YOUR GOAL
Go through the records below line by line. Count the lines with "name" and give the count alone.

GIVEN RECORDS

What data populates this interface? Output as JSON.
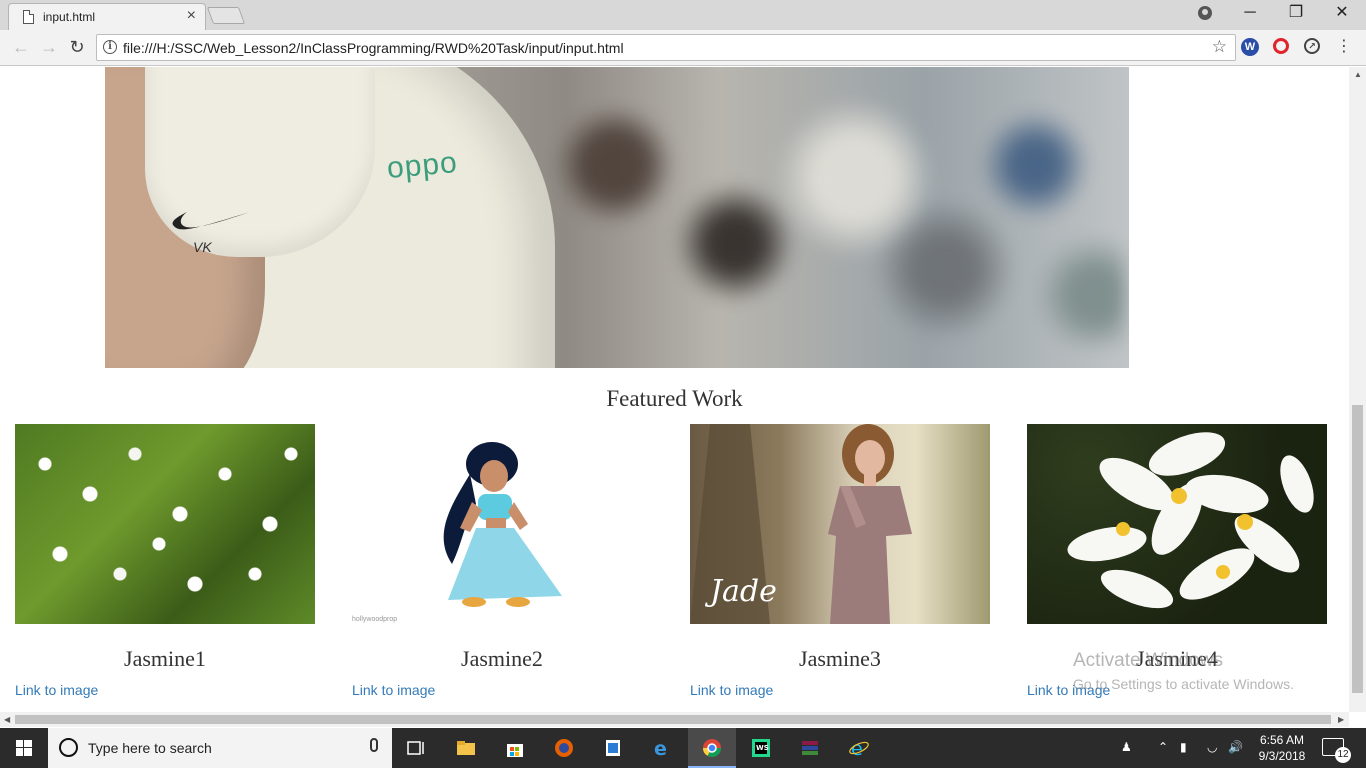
{
  "browser": {
    "tab_title": "input.html",
    "tab_close": "×",
    "url": "file:///H:/SSC/Web_Lesson2/InClassProgramming/RWD%20Task/input/input.html",
    "window_buttons": {
      "minimize": "─",
      "restore": "❐",
      "close": "✕"
    }
  },
  "page": {
    "hero_brand": "oppo",
    "hero_initials": "VK",
    "section_title": "Featured Work",
    "cards": [
      {
        "name": "Jasmine1",
        "link": "Link to image",
        "image": "white-jasmine-flowers"
      },
      {
        "name": "Jasmine2",
        "link": "Link to image",
        "image": "cartoon-princess-jasmine",
        "caption": "hollywoodprop"
      },
      {
        "name": "Jasmine3",
        "link": "Link to image",
        "image": "woman-in-mauve-dress",
        "caption": "Jade"
      },
      {
        "name": "Jasmine4",
        "link": "Link to image",
        "image": "plumeria-flowers"
      }
    ]
  },
  "watermark": {
    "line1": "Activate Windows",
    "line2": "Go to Settings to activate Windows."
  },
  "taskbar": {
    "search_placeholder": "Type here to search",
    "time": "6:56 AM",
    "date": "9/3/2018",
    "notification_count": "12"
  },
  "colors": {
    "link": "#337ab7",
    "taskbar": "#2b2b2b",
    "tabstrip": "#d8d8d8"
  }
}
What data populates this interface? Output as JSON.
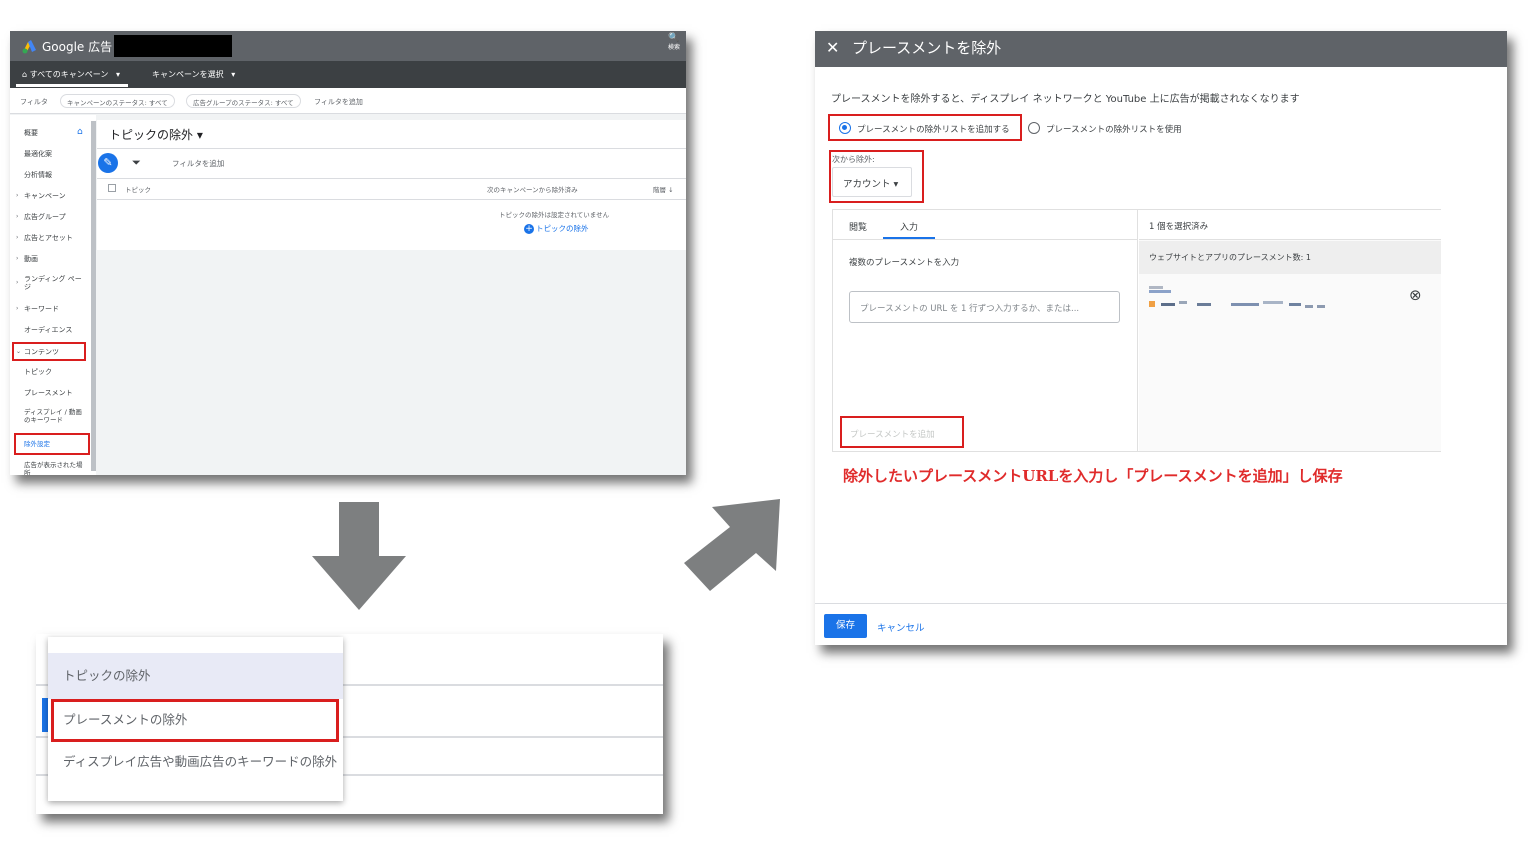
{
  "screenshot1": {
    "brand": "Google 広告",
    "search_label": "検索",
    "nav": {
      "all_campaigns": "すべてのキャンペーン",
      "select_campaign": "キャンペーンを選択"
    },
    "filter_bar": {
      "label": "フィルタ",
      "chip1": "キャンペーンのステータス: すべて",
      "chip2": "広告グループのステータス: すべて",
      "add": "フィルタを追加"
    },
    "sidebar": {
      "items": [
        "概要",
        "最適化案",
        "分析情報",
        "キャンペーン",
        "広告グループ",
        "広告とアセット",
        "動画",
        "ランディング ページ",
        "キーワード",
        "オーディエンス",
        "コンテンツ",
        "トピック",
        "プレースメント",
        "ディスプレイ / 動画のキーワード",
        "除外設定",
        "広告が表示された場所"
      ]
    },
    "main": {
      "title": "トピックの除外",
      "add_filter": "フィルタを追加",
      "col_topic": "トピック",
      "col_excluded_from": "次のキャンペーンから除外済み",
      "col_level": "階層",
      "empty_message": "トピックの除外は設定されていません",
      "add_topic": "トピックの除外"
    }
  },
  "screenshot2": {
    "menu": [
      "トピックの除外",
      "プレースメントの除外",
      "ディスプレイ広告や動画広告のキーワードの除外"
    ]
  },
  "screenshot3": {
    "header_title": "プレースメントを除外",
    "description": "プレースメントを除外すると、ディスプレイ ネットワークと YouTube 上に広告が掲載されなくなります",
    "radio_add_list": "プレースメントの除外リストを追加する",
    "radio_use_list": "プレースメントの除外リストを使用",
    "from_label": "次から除外:",
    "from_value": "アカウント",
    "tab_browse": "閲覧",
    "tab_enter": "入力",
    "multi_label": "複数のプレースメントを入力",
    "textarea_placeholder": "プレースメントの URL を 1 行ずつ入力するか、または...",
    "add_button": "プレースメントを追加",
    "selected_count": "1 個を選択済み",
    "selected_sub": "ウェブサイトとアプリのプレースメント数: 1",
    "instruction": "除外したいプレースメントURLを入力し「プレースメントを追加」し保存",
    "save": "保存",
    "cancel": "キャンセル"
  },
  "colors": {
    "highlight_red": "#d91e1e",
    "accent_blue": "#1a73e8",
    "arrow_gray": "#7d7f80"
  }
}
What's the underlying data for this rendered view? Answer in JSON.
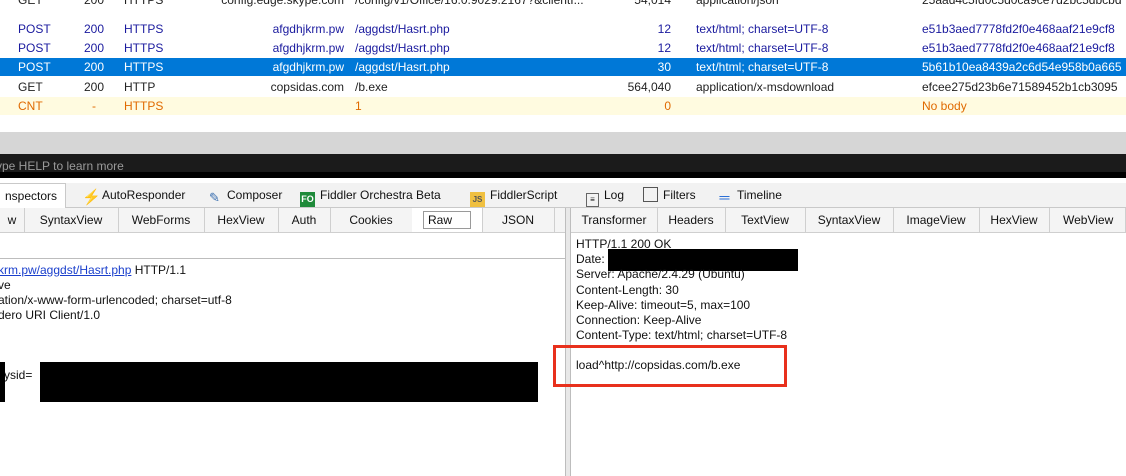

SOLUTION TO THIS TASK
4